The Institute of Energy Security is calling on the government to make the existing interventions and mechanisms to cushion the local consumers against the rising cost of fuel on the world market work as intended.
According to the Executive Director of the Institute, Nana Amoasi VII, although Ghana has mechanisms intended to cushion consumers against the rising cost of fuel, they are not working effectively. “The Tema Oil Refinery (TOR) system is in a coma and the BOST system has not been able to keep any strategic stock.
Maybe we may have to reconsider its application and management,” he said. Nana Amoasi VII told Alfred Ocansey on 3FM Sunrise Morning Show that there are existing interventions to mitigate the impact of the rising cost of fuel on the economy but as to whether they work or not is the problem. He indicated that in the price build up, there is stabilization and recovery levy and we also have Tema Oil Refinery (TOR) that can manage both supply and price risk to some extent.

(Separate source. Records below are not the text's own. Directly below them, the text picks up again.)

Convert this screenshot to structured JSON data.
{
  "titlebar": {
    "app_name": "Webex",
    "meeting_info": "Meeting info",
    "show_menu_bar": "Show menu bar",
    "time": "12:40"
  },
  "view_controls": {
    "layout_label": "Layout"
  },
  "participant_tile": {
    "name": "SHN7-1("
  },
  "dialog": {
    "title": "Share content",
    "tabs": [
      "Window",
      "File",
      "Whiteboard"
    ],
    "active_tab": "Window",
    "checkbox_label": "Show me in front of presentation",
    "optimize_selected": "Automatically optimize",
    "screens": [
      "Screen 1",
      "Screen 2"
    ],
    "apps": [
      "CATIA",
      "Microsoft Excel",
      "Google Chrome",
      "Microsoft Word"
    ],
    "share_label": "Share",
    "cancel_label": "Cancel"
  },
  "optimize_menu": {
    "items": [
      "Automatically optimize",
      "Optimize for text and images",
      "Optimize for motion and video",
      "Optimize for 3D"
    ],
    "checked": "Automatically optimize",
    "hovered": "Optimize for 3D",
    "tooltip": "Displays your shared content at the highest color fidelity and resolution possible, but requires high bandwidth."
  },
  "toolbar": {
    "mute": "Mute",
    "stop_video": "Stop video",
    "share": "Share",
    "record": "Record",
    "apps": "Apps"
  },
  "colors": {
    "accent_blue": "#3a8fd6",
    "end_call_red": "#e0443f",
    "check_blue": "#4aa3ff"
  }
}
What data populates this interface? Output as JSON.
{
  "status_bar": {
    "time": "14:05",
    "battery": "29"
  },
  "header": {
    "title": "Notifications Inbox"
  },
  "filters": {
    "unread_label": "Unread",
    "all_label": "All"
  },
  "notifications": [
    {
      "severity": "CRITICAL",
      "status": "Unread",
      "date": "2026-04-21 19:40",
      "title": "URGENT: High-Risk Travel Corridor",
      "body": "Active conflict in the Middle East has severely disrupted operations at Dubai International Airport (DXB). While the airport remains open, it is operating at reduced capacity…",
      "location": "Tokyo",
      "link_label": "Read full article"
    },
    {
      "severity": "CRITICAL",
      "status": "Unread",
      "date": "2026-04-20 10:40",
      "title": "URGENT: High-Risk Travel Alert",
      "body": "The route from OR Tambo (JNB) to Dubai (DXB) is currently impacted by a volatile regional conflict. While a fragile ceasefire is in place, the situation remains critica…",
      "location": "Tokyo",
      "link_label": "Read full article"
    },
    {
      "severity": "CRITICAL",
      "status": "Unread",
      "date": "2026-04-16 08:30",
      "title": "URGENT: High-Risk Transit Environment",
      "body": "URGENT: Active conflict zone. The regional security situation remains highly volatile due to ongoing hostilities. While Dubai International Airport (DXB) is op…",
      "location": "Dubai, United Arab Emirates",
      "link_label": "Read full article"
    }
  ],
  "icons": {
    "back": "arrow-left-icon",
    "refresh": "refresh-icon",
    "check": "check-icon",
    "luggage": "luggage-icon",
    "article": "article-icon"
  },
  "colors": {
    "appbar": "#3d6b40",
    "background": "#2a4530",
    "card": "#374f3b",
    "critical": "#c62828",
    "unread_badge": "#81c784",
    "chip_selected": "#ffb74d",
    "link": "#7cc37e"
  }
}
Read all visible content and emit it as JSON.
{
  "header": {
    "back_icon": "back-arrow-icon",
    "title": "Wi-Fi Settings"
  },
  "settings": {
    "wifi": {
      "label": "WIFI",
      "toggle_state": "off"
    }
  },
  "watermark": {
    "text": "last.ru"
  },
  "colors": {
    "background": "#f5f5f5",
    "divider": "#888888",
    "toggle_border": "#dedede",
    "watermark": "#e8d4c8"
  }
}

“Unfortunately the Price Recovery Levy over the years has not been able to stabilize fuel prices for Ghana and we have not even attempted to go into the Stabilization Fund to cushion consumers in terms of subsidies” Nana expressed He advised that if the government wants to divert the Stabilization and Recovery Levy Fund for purposes of keeping strategic fuel stock may be we can use it to fund that arrangement and ensure we have the right Oil and Gas Traders on the Bulk Oil Storage and Transportation Company Limited (BOST) desk the exposure effectively.
In addition, if we increase the quantity of crude refined at TOR and manage the economy well and restructure the refinery, they could help bring some relief to consumers. Nana Amoasi VII further stressed that if other countries that are equally facing the challenges imposed by COVID and the Russia Ukraine war like Kenya, South Africa and Egypt have been able to manage their fuel prices through subsidies, interventions and good management of their own forex then Ghana can do same
According to the projection by the Institute of Energy Security, a gallon of petrol may sell at GHS 45 whereas diesel may go for GHS 54 plus, thus; GHS 10 per liter and GHS 12 plus per liter for petrol and diesel respectively. The prediction is based on an accumulation of several fundamental and technical factors including international reports, pricing history and pattern. Price of gasoline on the international market went up by 11% over the last week.
Unfortunately, we have to convert the cedi to dollars in order to procure the fuel from the world market and the cedi also declined in value to the dollar. He noted that the price of international gas oil and LPG went down by 5% but because of the decline in the value of the cedi that Ghana should have fizzled out especially for those oil companies that could not procure the dollar at the Bank of Ghana rate. However there will be some stability with diesel but LPG and petrol will have a negative impact of the 11% rise on the world market.